Farmers are being warned to keep a close eye on their belongings over summer, with insurance data showing rural thefts peak in January.
Most at risk of being pinched are quad bikes, with equine kit such as saddles and floats also commonly targeted, according to insurer FMG.
Federated Farmers put out a warning on its Facebook page on Tuesday, telling members to "keep an eye on your gear out there".
"January is a terrible time for rural crime," the organisation wrote.
FMG manager advice services Stephen Cantwell says theft is the leading cause of farm contents' claims.
"January appears to be the month when thieves are most active," Cantwell said.
"Not only are the number of claims higher in January but the average value of claims is 23 percent higher."
He said thieves tend to target both properties where the owners are away on holiday and those still occupied.
For those heading off the farm for the holidays, he suggested taking a number of steps to keep belongings safe.
"If you're going away, have a trusted neighbour, friend or family member regularly check in on your property. Get them to clear your mailbox and entrances of mail, packages and junk mail. If rubbish collections are operating in your area, ask them to put your rubbish out on your collection day. This approach is a good deterrent if thieves are scouting the area," he said.
He also advised installing an automatic timer or sensor lighting around the home to ward off potential thieves.

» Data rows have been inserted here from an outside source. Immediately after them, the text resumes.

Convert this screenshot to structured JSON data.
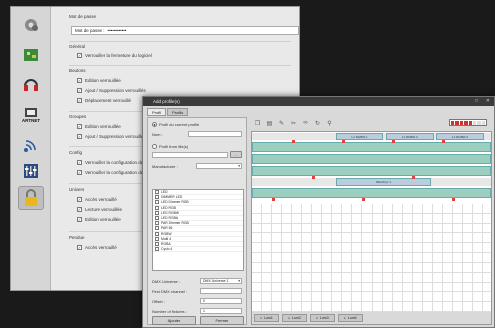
{
  "settings_window": {
    "password_section": "Mot de passe",
    "password_label": "Mot de passe :",
    "password_value": "••••••••••••",
    "sections": [
      {
        "title": "Général",
        "items": [
          "Verrouiller la fermeture du logiciel"
        ]
      },
      {
        "title": "Boutons",
        "items": [
          "Edition verrouillée",
          "Ajout / Suppression verrouillés",
          "Déplacement verrouillé"
        ]
      },
      {
        "title": "Groupes",
        "items": [
          "Edition verrouillée",
          "Ajout / Suppression verrouillés"
        ]
      },
      {
        "title": "Config",
        "items": [
          "Verrouiller la configuration des préf",
          "Verrouiller la configuration des dcl"
        ]
      },
      {
        "title": "Univers",
        "items": [
          "Accès verrouillé",
          "Lecture verrouillée",
          "Edition verrouillée"
        ]
      },
      {
        "title": "Pendue",
        "items": [
          "Accès verrouillé"
        ]
      }
    ],
    "sidebar_icons": [
      "gear-icon",
      "board-icon",
      "audio-icon",
      "artnet-icon",
      "wireless-icon",
      "faders-icon",
      "lock-icon"
    ],
    "artnet_text": "ARTNET"
  },
  "profile_window": {
    "title": "Add profile(s)",
    "tabs": [
      "Profil",
      "Profils"
    ],
    "from_current_label": "Profil du current profile",
    "name_label": "Nom :",
    "from_file_label": "Profil from file(s)",
    "manufacturer_label": "Manufacturer :",
    "fixtures": [
      "LED",
      "DIMMER LED",
      "LED Dimmer RGB",
      "LED RGB",
      "LED RGBW",
      "LED RGBA",
      "PAR Dimmer RGB",
      "PAR 56",
      "RGBW",
      "Multi 4",
      "RGBA",
      "Cyclo 4"
    ],
    "dmx_universe_label": "DMX Universe :",
    "dmx_universe_value": "DMX Universe 1",
    "first_address_label": "First DMX channel :",
    "offset_label": "Offset :",
    "offset_value": "0",
    "count_label": "Number of fixtures :",
    "count_value": "1",
    "ok_label": "Ajouter",
    "cancel_label": "Fermer",
    "bottom_tabs": [
      "Lum1",
      "Lum2",
      "Lum3",
      "Lum4"
    ],
    "group_blocks": [
      "L1 RGBW 1",
      "L1 RGBW 2",
      "L1 RGBW 3"
    ],
    "track_label": "WashCyc 1"
  }
}
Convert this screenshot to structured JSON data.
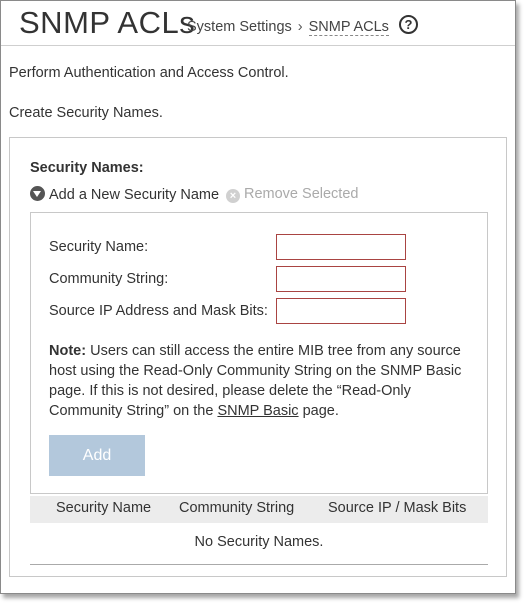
{
  "header": {
    "title": "SNMP ACLs",
    "breadcrumb": {
      "parent": "System Settings",
      "separator": "›",
      "current": "SNMP ACLs"
    },
    "help_icon": "?"
  },
  "intro": {
    "line1": "Perform Authentication and Access Control.",
    "line2": "Create Security Names."
  },
  "section": {
    "title": "Security Names:",
    "add_toggle": "Add a New Security Name",
    "remove": "Remove Selected",
    "remove_icon": "×"
  },
  "form": {
    "security_name_label": "Security Name:",
    "community_string_label": "Community String:",
    "source_ip_label": "Source IP Address and Mask Bits:",
    "security_name_value": "",
    "community_string_value": "",
    "source_ip_value": "",
    "note_label": "Note:",
    "note_text_before": " Users can still access the entire MIB tree from any source host using the Read-Only Community String on the SNMP Basic page. If this is not desired, please delete the “Read-Only Community String” on the ",
    "note_link": "SNMP Basic",
    "note_text_after": " page.",
    "add_button": "Add"
  },
  "table": {
    "columns": [
      "Security Name",
      "Community String",
      "Source IP / Mask Bits"
    ],
    "empty_message": "No Security Names."
  },
  "colors": {
    "add_button_bg": "#b3c8dc",
    "input_border": "#a94442"
  }
}
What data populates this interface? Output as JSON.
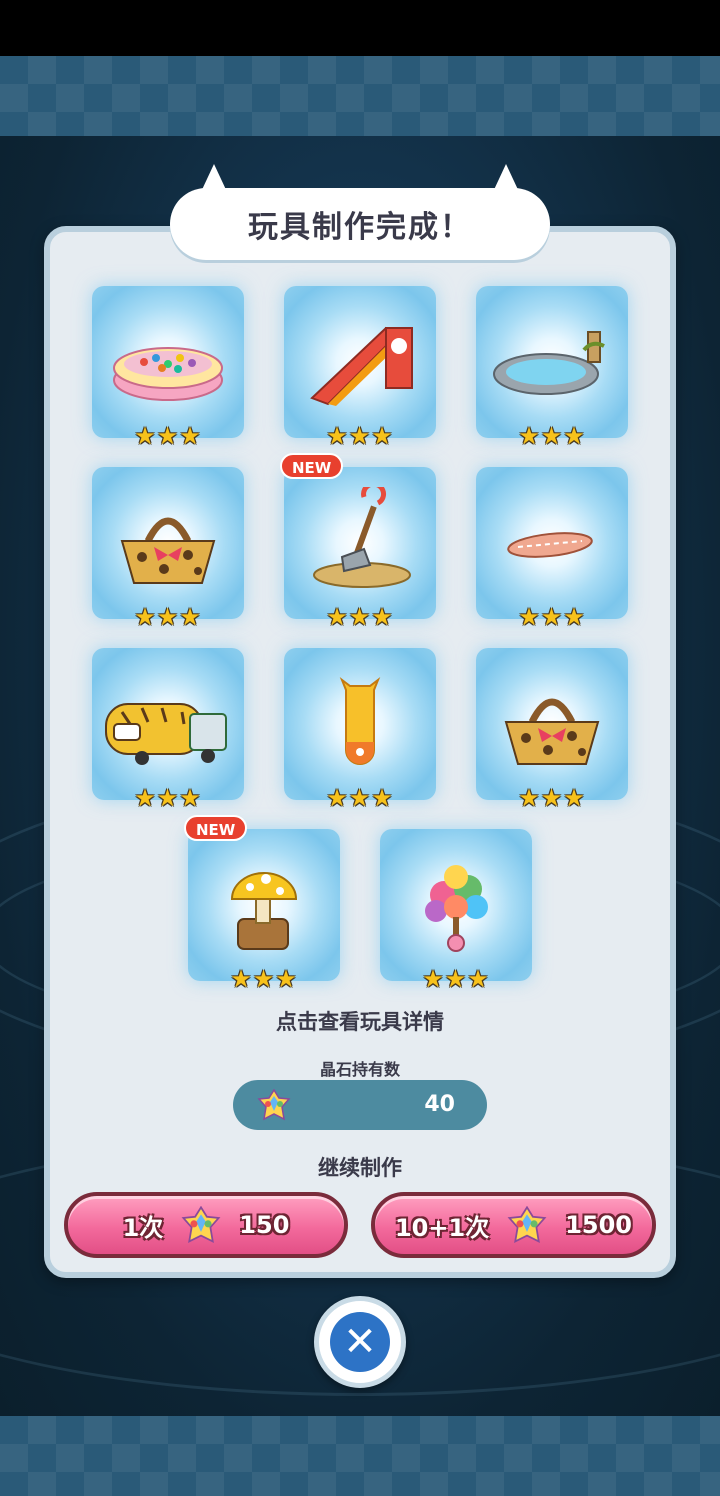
{
  "dialog": {
    "title": "玩具制作完成！",
    "hint": "点击查看玩具详情",
    "crystal_label": "晶石持有数",
    "crystal_count": "40",
    "continue_label": "继续制作"
  },
  "toys": [
    {
      "name": "ball-pool",
      "stars": "★★★",
      "new": false
    },
    {
      "name": "slide",
      "stars": "★★★",
      "new": false
    },
    {
      "name": "pond",
      "stars": "★★★",
      "new": false
    },
    {
      "name": "leopard-basket",
      "stars": "★★★",
      "new": false
    },
    {
      "name": "sandbox-shovel",
      "stars": "★★★",
      "new": true,
      "badge": "NEW"
    },
    {
      "name": "surfboard",
      "stars": "★★★",
      "new": false
    },
    {
      "name": "tiger-bus",
      "stars": "★★★",
      "new": false
    },
    {
      "name": "punching-bag",
      "stars": "★★★",
      "new": false
    },
    {
      "name": "leopard-basket-2",
      "stars": "★★★",
      "new": false
    },
    {
      "name": "mushroom-stump",
      "stars": "★★★",
      "new": true,
      "badge": "NEW"
    },
    {
      "name": "candy-tree",
      "stars": "★★★",
      "new": false
    }
  ],
  "buttons": {
    "single": {
      "label": "1次",
      "cost": "150"
    },
    "multi": {
      "label": "10+1次",
      "cost": "1500"
    }
  },
  "colors": {
    "panel": "#e6ecf1",
    "button_pink": "#f36a9c",
    "close_blue": "#2d73c6",
    "star_gold": "#f7c21b"
  }
}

"We also suggest using a wheel lock or clamp on your float when not using it, particularly if you're going away," he said.
Cantwell said quad bikes - particularly older ones - were a favourite among thieves.
"Our experience is that older bikes are easier to sell off, which is what makes them so attractive to steal," he said.
"Our claims' data shows that quads are often stolen when the keys are left inside. This goes for other vehicles too."
He said portable tools such as chainsaws and compressors were also frequently targeted.
In a recent Federated Farmers 'Fed Talks' podcast, Inspector Brent Register said all thefts should be reported to police.
"We certainly know that people don't report all the crime in rural areas and there's certainly various reasons for that. But what I'd say is report everything via 111 if something is happening and you can see it happening. Report it via 105 if it's something you've found the next day that's gone," he said.
"If we don't know the crimes are happening we can't draw patterns, we can't link criminals to extra crimes and that's often how we solve these things."
Police encouraged people to record the serial numbers of their belongings on the snap.org.nz website to make it easier to track anything that is stolen.